The Human Rights and Equal Opportunity Commission found the detainees' rights were breached, and those detainees reportedly received four to nine thousand dollars each.
Ian Rintoul says he sees a common motive between the two matters.
"The common connection that seems to me to be there between the Chinese and the Vietnamese, where they were actually brought into the detention centre, is actually the issue of the cooperation of the government. It looks to me like the Immigration Department was concerned to have the Vietnamese government onside, in terms of forced removals, and one of the things has been allowing the Vietnamese officials actually into the detention centres to gather the kind of information that the Vietnamese government wanted. You know, I think it's got nothing to do with the identity and specific arrangements. It's got everything to do with the need to get the cooperation from the Vietnamese government for forced returns."
The issue of Vietnamese seeking asylum in Australia has fallen out of the headlines since the years after the Vietnam War, when Carina Hoang's family fled.
But Ms Hoang says more than half of the 600 detainees currently at the Yongah Hill detention centre are Vietnamese asylum seekers.
Most of them are believed to be Catholics from around Vinh city in northern Vietnam, where dozens were injured recently in protests over the alleged persecution of Catholics.
Tony Burke acknowledged in his letter to Tri Vo that Vietnamese officials have met with detainees at Yongah Hill and in centres in Darwin and Sydney.
Mr Vo, based in Sydney and emphasising he has not seen matters for himself, says he feels some reassurance in what Mr Burke wrote.

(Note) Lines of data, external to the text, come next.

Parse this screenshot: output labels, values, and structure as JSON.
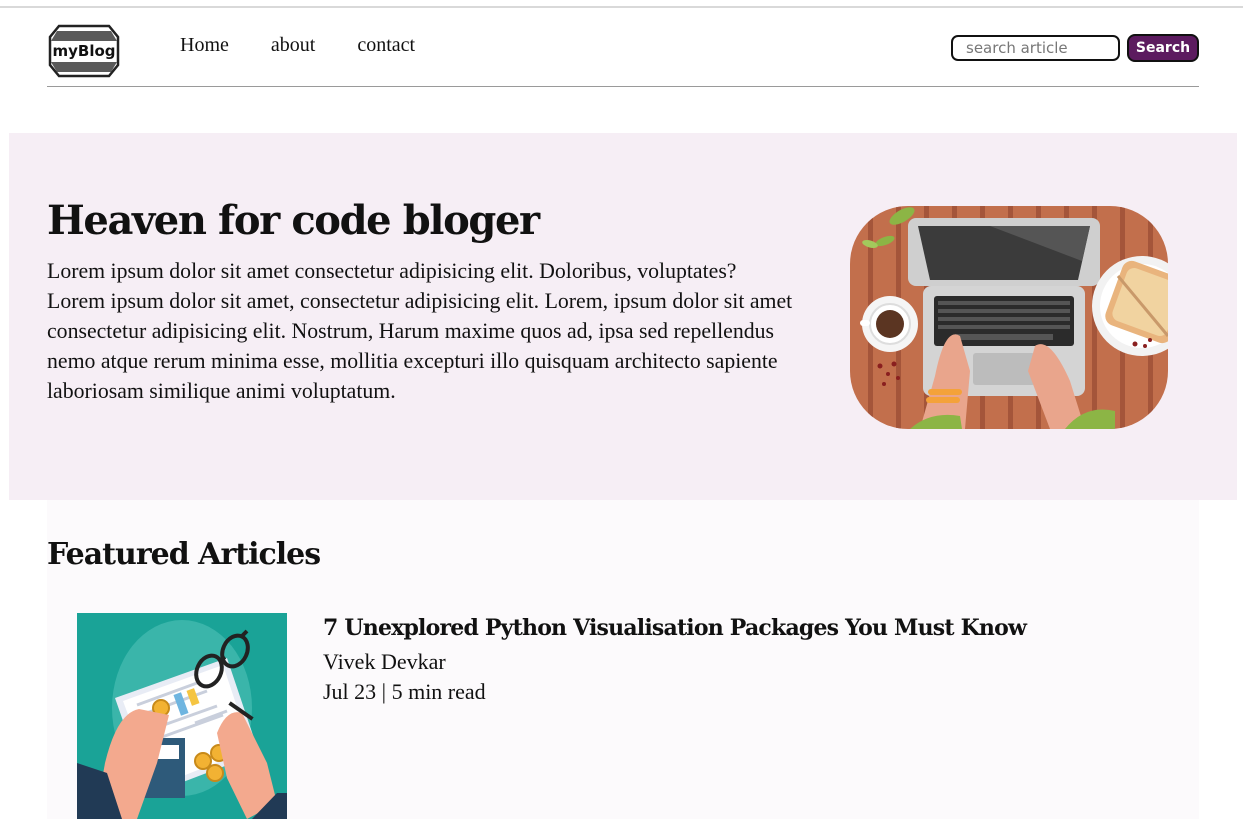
{
  "header": {
    "logo_text": "myBlog",
    "nav": [
      {
        "label": "Home"
      },
      {
        "label": "about"
      },
      {
        "label": "contact"
      }
    ],
    "search": {
      "placeholder": "search article",
      "value": "",
      "button_label": "Search"
    }
  },
  "hero": {
    "title": "Heaven for code bloger",
    "paragraph_1": "Lorem ipsum dolor sit amet consectetur adipisicing elit. Doloribus, voluptates?",
    "paragraph_2": "Lorem ipsum dolor sit amet, consectetur adipisicing elit. Lorem, ipsum dolor sit amet consectetur adipisicing elit. Nostrum, Harum maxime quos ad, ipsa sed repellendus nemo atque rerum minima esse, mollitia excepturi illo quisquam architecto sapiente laboriosam similique animi voluptatum.",
    "image_icon": "laptop-desk-illustration"
  },
  "featured": {
    "heading": "Featured Articles",
    "articles": [
      {
        "title": "7 Unexplored Python Visualisation Packages You Must Know",
        "author": "Vivek Devkar",
        "meta": "Jul 23 | 5 min read",
        "image_icon": "finance-document-illustration"
      }
    ]
  },
  "colors": {
    "accent": "#5c1b5f",
    "hero_bg": "#f6eef5",
    "featured_bg": "#fcfafc",
    "article_img_bg": "#1aa397"
  }
}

"At least I feel reassurred by him that, as he's written, at no time were Vietnamese officials given access to asylum seekers from Vietnam while it was being determined whether or not they are refugees. Well, at least I have that in writing, and I feel partly reassured that the policy of the Australian government is not to give access to Vietnamese officials to asylum seekers from Vietnam while their application is being determined."
But Carina Hoang, who has met the detainees, is not so convinced.

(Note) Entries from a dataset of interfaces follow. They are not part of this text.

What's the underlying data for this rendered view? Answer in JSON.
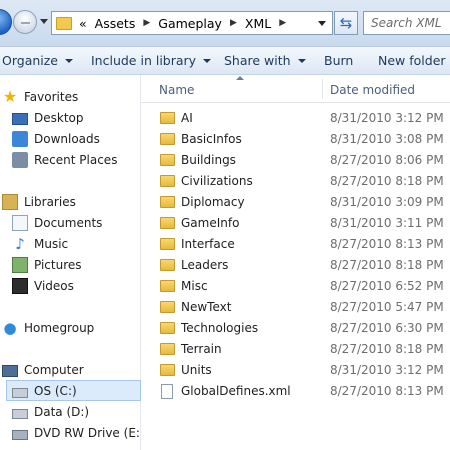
{
  "address": {
    "crumbs": [
      "Assets",
      "Gameplay",
      "XML"
    ],
    "overflow": "«",
    "search_placeholder": "Search XML"
  },
  "toolbar": {
    "organize": "Organize",
    "include": "Include in library",
    "share": "Share with",
    "burn": "Burn",
    "new_folder": "New folder"
  },
  "nav": {
    "favorites": "Favorites",
    "desktop": "Desktop",
    "downloads": "Downloads",
    "recent": "Recent Places",
    "libraries": "Libraries",
    "documents": "Documents",
    "music": "Music",
    "pictures": "Pictures",
    "videos": "Videos",
    "homegroup": "Homegroup",
    "computer": "Computer",
    "os": "OS (C:)",
    "data": "Data (D:)",
    "dvd": "DVD RW Drive (E:) Si"
  },
  "columns": {
    "name": "Name",
    "date": "Date modified"
  },
  "files": [
    {
      "name": "AI",
      "date": "8/31/2010 3:12 PM",
      "type": "folder"
    },
    {
      "name": "BasicInfos",
      "date": "8/31/2010 3:08 PM",
      "type": "folder"
    },
    {
      "name": "Buildings",
      "date": "8/27/2010 8:06 PM",
      "type": "folder"
    },
    {
      "name": "Civilizations",
      "date": "8/27/2010 8:18 PM",
      "type": "folder"
    },
    {
      "name": "Diplomacy",
      "date": "8/31/2010 3:09 PM",
      "type": "folder"
    },
    {
      "name": "GameInfo",
      "date": "8/31/2010 3:11 PM",
      "type": "folder"
    },
    {
      "name": "Interface",
      "date": "8/27/2010 8:13 PM",
      "type": "folder"
    },
    {
      "name": "Leaders",
      "date": "8/27/2010 8:18 PM",
      "type": "folder"
    },
    {
      "name": "Misc",
      "date": "8/27/2010 6:52 PM",
      "type": "folder"
    },
    {
      "name": "NewText",
      "date": "8/27/2010 5:47 PM",
      "type": "folder"
    },
    {
      "name": "Technologies",
      "date": "8/27/2010 6:30 PM",
      "type": "folder"
    },
    {
      "name": "Terrain",
      "date": "8/27/2010 8:18 PM",
      "type": "folder"
    },
    {
      "name": "Units",
      "date": "8/31/2010 3:12 PM",
      "type": "folder"
    },
    {
      "name": "GlobalDefines.xml",
      "date": "8/27/2010 8:13 PM",
      "type": "file"
    }
  ]
}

She says there is so much confusion among the Vietnamese at Yongah Hill that many thought they had passed the first round of their application and were awaiting a next round.
She says those in the Vietnamese and refugee-advocate communities now trying to help do not enough information to know if the stated government policy was followed.

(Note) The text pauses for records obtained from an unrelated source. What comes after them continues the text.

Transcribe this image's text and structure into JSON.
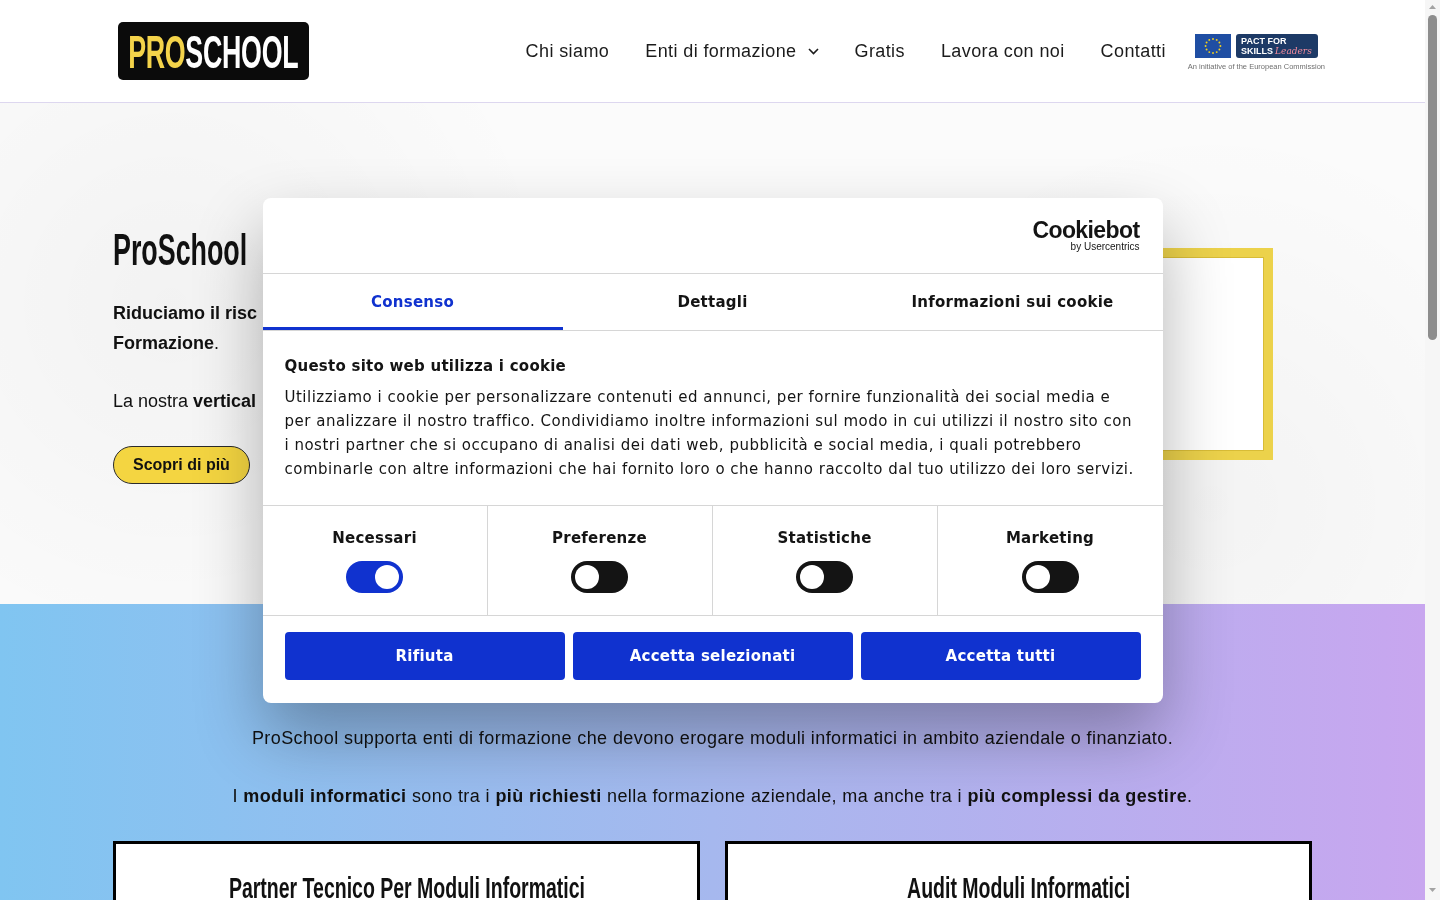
{
  "header": {
    "logo": {
      "highlight": "PRO",
      "rest": "SCHOOL"
    },
    "nav": [
      {
        "label": "Chi siamo",
        "dropdown": false
      },
      {
        "label": "Enti di formazione",
        "dropdown": true
      },
      {
        "label": "Gratis",
        "dropdown": false
      },
      {
        "label": "Lavora con noi",
        "dropdown": false
      },
      {
        "label": "Contatti",
        "dropdown": false
      }
    ],
    "badge": {
      "line_1": "PACT FOR",
      "line_2": "SKILLS",
      "script": "Leaders",
      "caption": "An initiative of the European Commission"
    }
  },
  "hero": {
    "title": "ProSchool",
    "intro_lines": [
      "**Riduciamo il risc**",
      "**Formazione**."
    ],
    "text": "La nostra **vertical**",
    "button": "Scopri di più"
  },
  "section": {
    "paragraphs": [
      "ProSchool supporta enti di formazione che devono erogare moduli informatici in ambito aziendale o finanziato.",
      "I **moduli informatici** sono tra i **più richiesti** nella formazione aziendale, ma anche tra i **più complessi da gestire**."
    ],
    "cards": [
      {
        "title": "Partner Tecnico Per Moduli Informatici"
      },
      {
        "title": "Audit Moduli Informatici"
      }
    ]
  },
  "cookie_dialog": {
    "brand": "Cookiebot",
    "brand_sub": "by Usercentrics",
    "tabs": [
      {
        "label": "Consenso",
        "selected": true
      },
      {
        "label": "Dettagli",
        "selected": false
      },
      {
        "label": "Informazioni sui cookie",
        "selected": false
      }
    ],
    "heading": "Questo sito web utilizza i cookie",
    "body": "Utilizziamo i cookie per personalizzare contenuti ed annunci, per fornire funzionalità dei social media e per analizzare il nostro traffico. Condividiamo inoltre informazioni sul modo in cui utilizzi il nostro sito con i nostri partner che si occupano di analisi dei dati web, pubblicità e social media, i quali potrebbero combinarle con altre informazioni che hai fornito loro o che hanno raccolto dal tuo utilizzo dei loro servizi.",
    "toggles": [
      {
        "label": "Necessari",
        "on": true
      },
      {
        "label": "Preferenze",
        "on": false
      },
      {
        "label": "Statistiche",
        "on": false
      },
      {
        "label": "Marketing",
        "on": false
      }
    ],
    "buttons": [
      "Rifiuta",
      "Accetta selezionati",
      "Accetta tutti"
    ]
  }
}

The Immigration spokesman says he is unable to say what other countries' officials have had similar access, and Ms Hoang's research has led her only to the Chinese precedent.
And that precedent, she suggests, hardly encourages using similar practices.
"The practice was used, but it was not well-received. And, in the end, it didn't even have good outcomes. So, why would they use it again?"
Anh Nguyen, who has listened to the detainees' fears and worries, goes one step further.
He suggests the interviews, or interrogations, of the Vietnamese detainees could turn them into viable refugees if they were not before.
"Once they have been screened out like this, and with the presence of the Vietnamese officials, and their families back in Vietnam have now been under close watch like this and harassment like this, they should be reconsidered as political asylum seekers -- I mean, qualify for that kind of thing. And I hope that the government is resolving this issue in a more humanitarian and practical way."
Dr Nguyen says detainees told him that, at one point, some were led into a room for what they thought were health checks, only to be pressured to sign repatriation papers.
He says, in his mind, what has been done is simply wrong.
"We as a country, democratic and civilised like Australia, cannot allow an official from a totalitarian regime like Vietnam to come here and interview those who escaped from their own brutal regime. This is ethically and morally ... not right."